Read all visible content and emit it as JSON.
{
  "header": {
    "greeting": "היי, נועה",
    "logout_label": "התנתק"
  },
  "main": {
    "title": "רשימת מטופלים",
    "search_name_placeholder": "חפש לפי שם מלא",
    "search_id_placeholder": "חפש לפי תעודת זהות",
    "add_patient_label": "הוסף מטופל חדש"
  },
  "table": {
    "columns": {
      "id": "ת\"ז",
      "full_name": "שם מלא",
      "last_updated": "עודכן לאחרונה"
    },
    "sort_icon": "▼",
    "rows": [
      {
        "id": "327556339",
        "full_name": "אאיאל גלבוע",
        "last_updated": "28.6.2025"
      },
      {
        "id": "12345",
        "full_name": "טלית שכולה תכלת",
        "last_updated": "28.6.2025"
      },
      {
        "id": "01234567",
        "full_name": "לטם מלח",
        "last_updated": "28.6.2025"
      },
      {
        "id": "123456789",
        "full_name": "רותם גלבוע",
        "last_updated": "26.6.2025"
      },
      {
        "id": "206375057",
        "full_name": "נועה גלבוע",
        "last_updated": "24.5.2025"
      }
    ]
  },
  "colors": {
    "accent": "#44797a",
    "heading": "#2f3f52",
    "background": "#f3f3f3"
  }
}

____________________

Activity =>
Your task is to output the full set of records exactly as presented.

Response area =>
Read all visible content and emit it as JSON.
{
  "header": {
    "greeting": "היי, נועה",
    "logout_label": "התנתק"
  },
  "main": {
    "title": "רשימת מטופלים",
    "search_name_placeholder": "חפש לפי שם מלא",
    "search_id_placeholder": "חפש לפי תעודת זהות",
    "add_patient_label": "הוסף מטופל חדש"
  },
  "table": {
    "columns": {
      "id": "ת\"ז",
      "full_name": "שם מלא",
      "last_updated": "עודכן לאחרונה"
    },
    "sort_icon": "▼",
    "rows": [
      {
        "id": "327556339",
        "full_name": "אאיאל גלבוע",
        "last_updated": "28.6.2025"
      },
      {
        "id": "12345",
        "full_name": "טלית שכולה תכלת",
        "last_updated": "28.6.2025"
      },
      {
        "id": "01234567",
        "full_name": "לטם מלח",
        "last_updated": "28.6.2025"
      },
      {
        "id": "123456789",
        "full_name": "רותם גלבוע",
        "last_updated": "26.6.2025"
      },
      {
        "id": "206375057",
        "full_name": "נועה גלבוע",
        "last_updated": "24.5.2025"
      }
    ]
  },
  "colors": {
    "accent": "#44797a",
    "heading": "#2f3f52",
    "background": "#f3f3f3"
  }
}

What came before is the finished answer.